Traumatic life events affect cellular ageing in women of reproductive age
They tested the hypothesis that psychological challenges increase the age-related pace of biological ageing by measuring telomere attrition in a cohort of Kaqchikel Mayan women living in a population with a high frequency of child mortality. The women are part of an ongoing longitudinal study of the relationship between naturally occurring stress and women’s reproductive function. Genetic variability was reduced since the women were all Kaqchikel Mayan with at least five generations of traceable ancestors. Moreover, they had similar lifestyles in terms of diet, physical activity, education, and socioeconomic status, and none smoked.
Telomere length was quantified by qPCR of buccal specimens collected from 55 women in 2013, and HPAA activity was assessed by quantifying cortisol levels in first morning urinary specimens collected every other day for 7 weeks during that same year.
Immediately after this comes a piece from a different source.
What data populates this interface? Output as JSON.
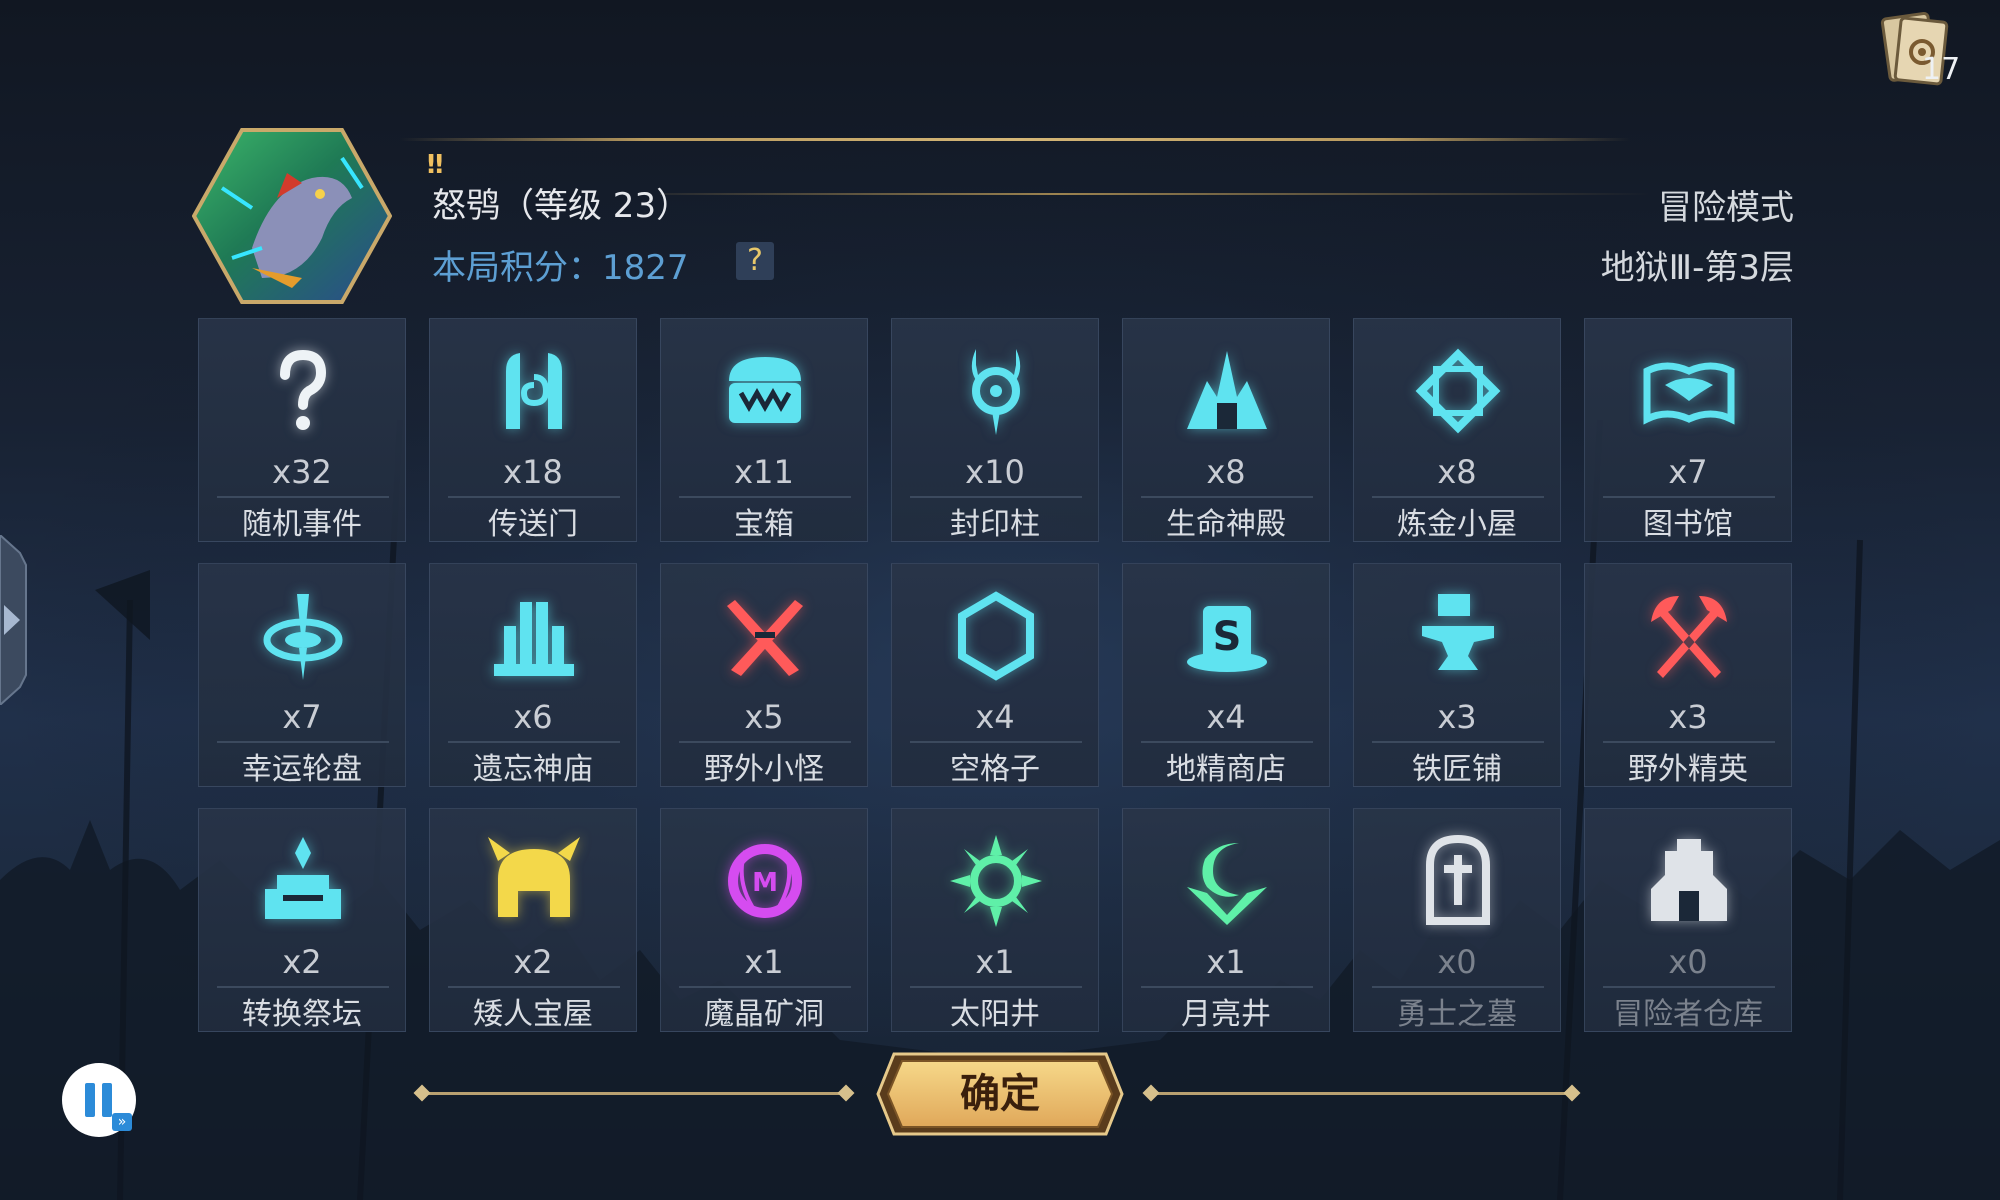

Child mortality data were collected in 2000 and 2013.
Only women who experienced child mortality were found to have shorter telomere lengths with increasing age (p=0.015). Notably, shorter telomere length was linked to higher than average basal cortisol levels (p=0.007) as well as greater variations in basal cortisol levels over time (p=0.053). Nonparametric bootstrapping analyses indicated that HPAA activity mediated the effect of child mortality on telomere length.
The researchers suggested that more large-scale longitudinal studies are required to confirm their findings.